increased by 34 percent while State-side acquisition has
decreased 49 percent," Wright said.
Troop Support Agency, European Commissary Region
"The retail partner of DSRE, the U.S. Army Troop Support
Agency, European Commissary Region is responsible for the
management and operation of 84 commissaries in Germany, Belgium,
the Netherlands, Italy, Egypt, and Saudi Arabia. Managing these
commissaries means we are involved in ordering, receiving,
storing, and selling all products you find on your commissary
shelves," said Col. Neil W. Meoni, Commander, TSA-EURCOR.
Total sales in the EURCOR amounted to $361.2 million in fiscal
year 1987. "Our highest sales ever," said Meoni.
"Through January of this fiscal year we have already sold
$15.4 million more than during this same period last year.
"The weakening of the dollar was undoubtedly a primary
reason for the increased sales," he said, "but we also
have more variety and types of products."
TSA EURCOR is the engineering branch responsible for building
new commissaries and renovating old ones. "Over the next

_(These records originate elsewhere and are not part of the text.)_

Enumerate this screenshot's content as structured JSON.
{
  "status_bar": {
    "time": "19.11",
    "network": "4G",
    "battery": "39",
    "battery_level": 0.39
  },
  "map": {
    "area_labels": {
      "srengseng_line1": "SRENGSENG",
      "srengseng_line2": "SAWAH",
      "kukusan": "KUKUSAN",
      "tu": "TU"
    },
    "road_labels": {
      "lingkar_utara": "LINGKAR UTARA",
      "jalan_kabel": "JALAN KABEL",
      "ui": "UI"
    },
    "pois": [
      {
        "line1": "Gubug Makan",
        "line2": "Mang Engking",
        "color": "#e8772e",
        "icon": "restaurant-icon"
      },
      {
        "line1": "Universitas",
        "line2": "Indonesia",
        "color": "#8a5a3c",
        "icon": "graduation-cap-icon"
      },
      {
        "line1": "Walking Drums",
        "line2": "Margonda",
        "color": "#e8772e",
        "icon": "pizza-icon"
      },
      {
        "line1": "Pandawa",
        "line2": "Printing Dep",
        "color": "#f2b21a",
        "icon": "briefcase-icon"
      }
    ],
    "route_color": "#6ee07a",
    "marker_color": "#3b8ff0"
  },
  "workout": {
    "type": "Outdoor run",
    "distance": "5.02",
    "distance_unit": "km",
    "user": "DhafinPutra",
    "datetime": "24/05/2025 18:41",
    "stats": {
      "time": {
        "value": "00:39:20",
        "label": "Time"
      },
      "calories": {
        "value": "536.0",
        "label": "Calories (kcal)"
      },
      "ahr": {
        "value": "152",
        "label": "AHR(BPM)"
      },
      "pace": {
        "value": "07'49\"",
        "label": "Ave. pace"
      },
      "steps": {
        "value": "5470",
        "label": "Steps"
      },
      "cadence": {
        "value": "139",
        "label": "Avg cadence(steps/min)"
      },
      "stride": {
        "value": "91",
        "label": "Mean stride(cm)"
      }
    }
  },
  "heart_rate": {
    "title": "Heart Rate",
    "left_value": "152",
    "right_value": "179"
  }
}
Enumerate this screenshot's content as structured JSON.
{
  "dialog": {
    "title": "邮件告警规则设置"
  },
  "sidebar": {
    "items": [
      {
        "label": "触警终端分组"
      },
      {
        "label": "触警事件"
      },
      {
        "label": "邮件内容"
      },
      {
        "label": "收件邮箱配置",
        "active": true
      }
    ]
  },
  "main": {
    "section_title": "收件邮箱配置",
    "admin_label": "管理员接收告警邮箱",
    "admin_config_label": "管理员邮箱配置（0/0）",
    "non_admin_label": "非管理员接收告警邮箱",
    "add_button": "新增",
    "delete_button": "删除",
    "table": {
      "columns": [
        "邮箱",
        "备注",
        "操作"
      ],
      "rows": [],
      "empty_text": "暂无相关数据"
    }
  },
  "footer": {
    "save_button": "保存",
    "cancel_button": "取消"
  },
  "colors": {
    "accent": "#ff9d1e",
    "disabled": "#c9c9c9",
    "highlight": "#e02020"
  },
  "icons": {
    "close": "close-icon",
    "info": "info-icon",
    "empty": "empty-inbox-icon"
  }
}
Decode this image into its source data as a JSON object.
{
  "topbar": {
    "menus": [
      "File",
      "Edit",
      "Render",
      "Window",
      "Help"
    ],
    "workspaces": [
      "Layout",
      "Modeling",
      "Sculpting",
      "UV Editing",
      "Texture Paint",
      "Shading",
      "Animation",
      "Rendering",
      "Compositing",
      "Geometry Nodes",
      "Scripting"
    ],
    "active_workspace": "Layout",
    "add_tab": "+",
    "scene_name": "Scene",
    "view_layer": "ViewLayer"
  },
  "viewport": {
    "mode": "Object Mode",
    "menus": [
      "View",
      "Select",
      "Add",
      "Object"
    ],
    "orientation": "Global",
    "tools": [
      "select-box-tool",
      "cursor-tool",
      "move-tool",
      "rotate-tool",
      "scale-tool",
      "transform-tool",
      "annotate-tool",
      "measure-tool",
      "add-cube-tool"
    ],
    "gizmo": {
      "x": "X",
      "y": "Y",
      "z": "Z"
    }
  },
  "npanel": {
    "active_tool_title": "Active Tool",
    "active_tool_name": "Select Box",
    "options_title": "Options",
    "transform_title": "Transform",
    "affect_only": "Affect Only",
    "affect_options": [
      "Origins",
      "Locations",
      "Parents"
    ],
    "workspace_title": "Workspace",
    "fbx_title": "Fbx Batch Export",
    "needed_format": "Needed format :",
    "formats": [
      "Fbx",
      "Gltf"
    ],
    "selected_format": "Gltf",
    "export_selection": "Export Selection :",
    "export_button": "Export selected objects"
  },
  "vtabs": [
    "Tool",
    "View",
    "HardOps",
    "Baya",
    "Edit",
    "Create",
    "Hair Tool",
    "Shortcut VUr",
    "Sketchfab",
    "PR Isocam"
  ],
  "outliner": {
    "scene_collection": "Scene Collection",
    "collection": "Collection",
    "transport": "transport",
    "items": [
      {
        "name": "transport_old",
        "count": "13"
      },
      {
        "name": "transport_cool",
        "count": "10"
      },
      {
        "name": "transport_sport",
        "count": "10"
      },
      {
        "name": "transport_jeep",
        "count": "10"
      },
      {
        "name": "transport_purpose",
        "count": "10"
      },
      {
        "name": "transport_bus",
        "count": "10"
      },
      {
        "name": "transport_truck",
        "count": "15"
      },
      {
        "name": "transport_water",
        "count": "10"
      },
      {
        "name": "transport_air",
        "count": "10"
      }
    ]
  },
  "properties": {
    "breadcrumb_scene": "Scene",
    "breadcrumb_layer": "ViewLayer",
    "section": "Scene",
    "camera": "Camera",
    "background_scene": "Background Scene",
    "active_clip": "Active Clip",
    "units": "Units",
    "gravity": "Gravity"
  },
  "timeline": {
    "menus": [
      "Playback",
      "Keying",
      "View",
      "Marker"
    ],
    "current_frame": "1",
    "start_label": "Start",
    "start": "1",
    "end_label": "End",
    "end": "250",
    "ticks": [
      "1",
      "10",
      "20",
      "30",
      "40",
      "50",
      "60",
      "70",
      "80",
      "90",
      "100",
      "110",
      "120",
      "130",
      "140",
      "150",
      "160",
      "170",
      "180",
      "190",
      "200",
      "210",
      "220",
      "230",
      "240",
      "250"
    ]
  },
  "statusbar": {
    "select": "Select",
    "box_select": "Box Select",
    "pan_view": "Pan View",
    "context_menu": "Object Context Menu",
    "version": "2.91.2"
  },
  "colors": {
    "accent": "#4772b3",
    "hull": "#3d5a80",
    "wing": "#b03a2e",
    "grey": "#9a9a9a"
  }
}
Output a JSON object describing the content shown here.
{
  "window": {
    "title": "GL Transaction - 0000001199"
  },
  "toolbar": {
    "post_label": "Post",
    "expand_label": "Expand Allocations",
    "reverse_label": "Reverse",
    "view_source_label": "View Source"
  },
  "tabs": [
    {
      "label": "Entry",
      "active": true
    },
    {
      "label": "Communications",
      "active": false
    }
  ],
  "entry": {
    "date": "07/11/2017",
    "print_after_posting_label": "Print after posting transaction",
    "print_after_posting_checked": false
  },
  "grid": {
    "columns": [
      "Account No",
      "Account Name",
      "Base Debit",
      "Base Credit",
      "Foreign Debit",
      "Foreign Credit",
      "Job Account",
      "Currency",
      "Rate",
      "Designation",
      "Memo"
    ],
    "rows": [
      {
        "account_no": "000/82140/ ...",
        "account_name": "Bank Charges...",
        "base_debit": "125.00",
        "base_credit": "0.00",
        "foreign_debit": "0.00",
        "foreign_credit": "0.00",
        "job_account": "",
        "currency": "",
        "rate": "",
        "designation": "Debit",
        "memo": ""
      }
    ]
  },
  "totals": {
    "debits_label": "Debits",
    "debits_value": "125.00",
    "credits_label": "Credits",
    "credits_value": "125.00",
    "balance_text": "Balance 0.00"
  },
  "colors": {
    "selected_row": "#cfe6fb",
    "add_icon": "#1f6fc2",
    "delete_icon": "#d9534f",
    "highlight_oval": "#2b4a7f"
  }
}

five years, TSA will devote $117 million to constructing 20 new
Army commissaries and the expansion of 11 others in
Europe," said Meoni.
Zweibrucken's own commissary recently closed for three days in
January for reshelving and remerchandising. Zweibrücken is also
scheduled to receive a new commissary. The contract for its
construction will be awarded in fiscal year 1989, with
construction beginning soon after.
TSA encourages customers to voice opinions and suggestions
concerning commissary operations. "All Army commissaries
have an advisory council. Everyone with commissary privileges is
eligible and encouraged to attend," said Meoni.
"We have two suggestion programs," he said. "One
of them is the Patron Suggestion Program addressed to the local
commissary's officer and the other is the "At Your
Service" program addressed to the TSA EURCOR commander.
These programs enables us to know how the commissary system is
responding to your needs and to implement better ways of
servicing you," Meoni said.
by French troops
1950-51: Repairs done to the kaserne which had received serious damage
from bombings during the war; facility is used by French occupation
troops and the City of Zweibrücken
1950-1960s: Construction of several warehouses and maintenance shops
until 1977: Weisse Kaserne was known as "Caserne Berthézène";
French troops left in 1977
1977-1994: Kaserne is used by the US Air Force
Oct 25, 1994: Air Force returns Kaserne to the German government
The 10th Military
Airlift Squadron (MAS)
- Sherpa Society Website provides information about the 10th MAS that
flew the Shorts C-23A Sherpa from Zweibrucken Air Base Germany from 1984
Kaserne - used by the Air Force 1977-1994